## DESCRIPTION OF THE TASK:
Set down all of the data that follows, keeping every character.

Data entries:
== Segment start ==

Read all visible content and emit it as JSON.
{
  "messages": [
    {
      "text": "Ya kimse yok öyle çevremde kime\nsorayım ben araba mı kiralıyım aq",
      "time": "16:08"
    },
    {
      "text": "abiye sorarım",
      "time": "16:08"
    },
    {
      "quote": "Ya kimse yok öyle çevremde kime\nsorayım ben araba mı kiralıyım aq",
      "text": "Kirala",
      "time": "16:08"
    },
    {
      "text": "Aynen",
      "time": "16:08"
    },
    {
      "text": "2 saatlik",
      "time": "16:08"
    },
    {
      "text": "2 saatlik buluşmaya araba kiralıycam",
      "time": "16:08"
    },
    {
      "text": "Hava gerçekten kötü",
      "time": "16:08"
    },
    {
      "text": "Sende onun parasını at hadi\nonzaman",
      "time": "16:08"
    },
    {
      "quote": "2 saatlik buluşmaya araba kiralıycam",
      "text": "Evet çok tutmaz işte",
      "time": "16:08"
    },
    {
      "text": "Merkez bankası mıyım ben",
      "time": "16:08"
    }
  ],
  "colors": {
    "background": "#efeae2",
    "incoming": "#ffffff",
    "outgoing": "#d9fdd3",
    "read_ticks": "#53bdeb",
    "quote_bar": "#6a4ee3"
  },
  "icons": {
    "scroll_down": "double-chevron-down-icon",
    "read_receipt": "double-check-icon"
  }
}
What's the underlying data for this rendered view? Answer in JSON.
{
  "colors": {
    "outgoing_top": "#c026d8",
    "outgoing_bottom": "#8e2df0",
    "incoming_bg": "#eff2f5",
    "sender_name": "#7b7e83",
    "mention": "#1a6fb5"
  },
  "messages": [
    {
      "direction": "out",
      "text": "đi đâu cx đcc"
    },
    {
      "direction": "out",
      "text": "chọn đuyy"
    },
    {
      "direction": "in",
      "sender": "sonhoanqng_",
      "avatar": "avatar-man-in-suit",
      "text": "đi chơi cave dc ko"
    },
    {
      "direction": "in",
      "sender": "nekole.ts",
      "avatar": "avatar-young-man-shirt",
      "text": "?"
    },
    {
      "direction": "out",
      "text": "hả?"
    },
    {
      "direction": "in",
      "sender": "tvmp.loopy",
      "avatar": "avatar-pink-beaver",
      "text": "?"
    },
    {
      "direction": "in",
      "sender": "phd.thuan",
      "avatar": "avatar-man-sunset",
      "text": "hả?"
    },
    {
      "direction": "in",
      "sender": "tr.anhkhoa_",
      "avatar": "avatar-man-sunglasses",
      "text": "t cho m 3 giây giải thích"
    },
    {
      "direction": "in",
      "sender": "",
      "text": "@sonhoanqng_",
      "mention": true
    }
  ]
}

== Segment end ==

## COMPLETED TASK:
Read all visible content and emit it as JSON.
{
  "messages": [
    {
      "text": "Ya kimse yok öyle çevremde kime\nsorayım ben araba mı kiralıyım aq",
      "time": "16:08"
    },
    {
      "text": "abiye sorarım",
      "time": "16:08"
    },
    {
      "quote": "Ya kimse yok öyle çevremde kime\nsorayım ben araba mı kiralıyım aq",
      "text": "Kirala",
      "time": "16:08"
    },
    {
      "text": "Aynen",
      "time": "16:08"
    },
    {
      "text": "2 saatlik",
      "time": "16:08"
    },
    {
      "text": "2 saatlik buluşmaya araba kiralıycam",
      "time": "16:08"
    },
    {
      "text": "Hava gerçekten kötü",
      "time": "16:08"
    },
    {
      "text": "Sende onun parasını at hadi\nonzaman",
      "time": "16:08"
    },
    {
      "quote": "2 saatlik buluşmaya araba kiralıycam",
      "text": "Evet çok tutmaz işte",
      "time": "16:08"
    },
    {
      "text": "Merkez bankası mıyım ben",
      "time": "16:08"
    }
  ],
  "colors": {
    "background": "#efeae2",
    "incoming": "#ffffff",
    "outgoing": "#d9fdd3",
    "read_ticks": "#53bdeb",
    "quote_bar": "#6a4ee3"
  },
  "icons": {
    "scroll_down": "double-chevron-down-icon",
    "read_receipt": "double-check-icon"
  }
}
What's the underlying data for this rendered view? Answer in JSON.
{
  "colors": {
    "outgoing_top": "#c026d8",
    "outgoing_bottom": "#8e2df0",
    "incoming_bg": "#eff2f5",
    "sender_name": "#7b7e83",
    "mention": "#1a6fb5"
  },
  "messages": [
    {
      "direction": "out",
      "text": "đi đâu cx đcc"
    },
    {
      "direction": "out",
      "text": "chọn đuyy"
    },
    {
      "direction": "in",
      "sender": "sonhoanqng_",
      "avatar": "avatar-man-in-suit",
      "text": "đi chơi cave dc ko"
    },
    {
      "direction": "in",
      "sender": "nekole.ts",
      "avatar": "avatar-young-man-shirt",
      "text": "?"
    },
    {
      "direction": "out",
      "text": "hả?"
    },
    {
      "direction": "in",
      "sender": "tvmp.loopy",
      "avatar": "avatar-pink-beaver",
      "text": "?"
    },
    {
      "direction": "in",
      "sender": "phd.thuan",
      "avatar": "avatar-man-sunset",
      "text": "hả?"
    },
    {
      "direction": "in",
      "sender": "tr.anhkhoa_",
      "avatar": "avatar-man-sunglasses",
      "text": "t cho m 3 giây giải thích"
    },
    {
      "direction": "in",
      "sender": "",
      "text": "@sonhoanqng_",
      "mention": true
    }
  ]
}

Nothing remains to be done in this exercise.